'''

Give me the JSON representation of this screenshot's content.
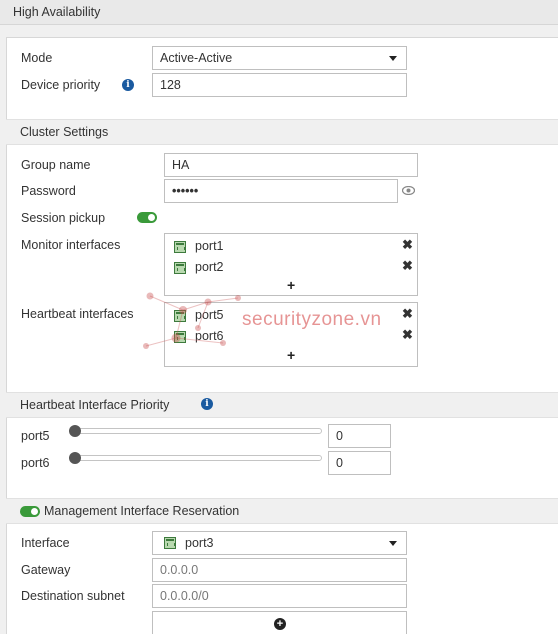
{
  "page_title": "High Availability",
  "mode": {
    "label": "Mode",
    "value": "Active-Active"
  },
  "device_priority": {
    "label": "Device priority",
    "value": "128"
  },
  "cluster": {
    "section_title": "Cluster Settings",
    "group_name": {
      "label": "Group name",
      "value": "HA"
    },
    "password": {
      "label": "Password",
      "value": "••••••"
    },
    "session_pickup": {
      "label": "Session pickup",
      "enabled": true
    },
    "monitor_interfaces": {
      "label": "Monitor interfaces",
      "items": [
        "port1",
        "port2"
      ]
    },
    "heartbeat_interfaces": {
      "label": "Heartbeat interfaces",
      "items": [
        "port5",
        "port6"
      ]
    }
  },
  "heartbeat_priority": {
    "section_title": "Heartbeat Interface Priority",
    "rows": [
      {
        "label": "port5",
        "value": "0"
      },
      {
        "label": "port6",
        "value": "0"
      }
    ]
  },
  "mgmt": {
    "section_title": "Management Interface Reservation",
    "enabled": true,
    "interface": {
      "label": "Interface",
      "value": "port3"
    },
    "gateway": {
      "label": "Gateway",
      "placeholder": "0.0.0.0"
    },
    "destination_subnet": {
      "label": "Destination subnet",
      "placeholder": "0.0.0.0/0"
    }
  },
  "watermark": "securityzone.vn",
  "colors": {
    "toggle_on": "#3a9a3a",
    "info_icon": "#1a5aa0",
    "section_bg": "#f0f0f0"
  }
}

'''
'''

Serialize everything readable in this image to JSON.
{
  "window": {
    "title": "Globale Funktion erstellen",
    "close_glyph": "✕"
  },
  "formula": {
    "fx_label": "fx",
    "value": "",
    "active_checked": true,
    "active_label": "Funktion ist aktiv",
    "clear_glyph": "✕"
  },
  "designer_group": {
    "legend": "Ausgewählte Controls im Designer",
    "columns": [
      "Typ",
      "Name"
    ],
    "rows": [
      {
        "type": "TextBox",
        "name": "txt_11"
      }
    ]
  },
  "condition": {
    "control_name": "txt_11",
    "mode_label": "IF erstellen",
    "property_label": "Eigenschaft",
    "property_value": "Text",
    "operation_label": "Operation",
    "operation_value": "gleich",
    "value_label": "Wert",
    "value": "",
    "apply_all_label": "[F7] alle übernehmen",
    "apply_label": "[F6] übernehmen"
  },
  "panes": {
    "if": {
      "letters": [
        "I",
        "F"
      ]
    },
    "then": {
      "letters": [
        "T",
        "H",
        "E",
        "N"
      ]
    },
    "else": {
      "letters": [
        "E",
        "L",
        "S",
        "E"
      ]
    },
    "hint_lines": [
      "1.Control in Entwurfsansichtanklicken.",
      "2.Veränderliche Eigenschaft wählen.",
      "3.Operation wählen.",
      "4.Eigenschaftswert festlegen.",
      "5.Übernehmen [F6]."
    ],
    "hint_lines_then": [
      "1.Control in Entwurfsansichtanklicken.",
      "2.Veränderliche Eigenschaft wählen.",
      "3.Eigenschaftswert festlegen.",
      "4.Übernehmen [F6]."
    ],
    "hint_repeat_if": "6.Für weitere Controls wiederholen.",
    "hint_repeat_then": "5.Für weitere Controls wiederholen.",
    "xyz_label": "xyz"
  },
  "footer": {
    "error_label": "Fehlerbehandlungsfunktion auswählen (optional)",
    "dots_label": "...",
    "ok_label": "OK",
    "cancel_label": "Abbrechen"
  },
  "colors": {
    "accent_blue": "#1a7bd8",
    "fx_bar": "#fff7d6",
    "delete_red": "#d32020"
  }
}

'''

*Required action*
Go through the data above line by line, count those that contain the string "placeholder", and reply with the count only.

*Result of this task*
2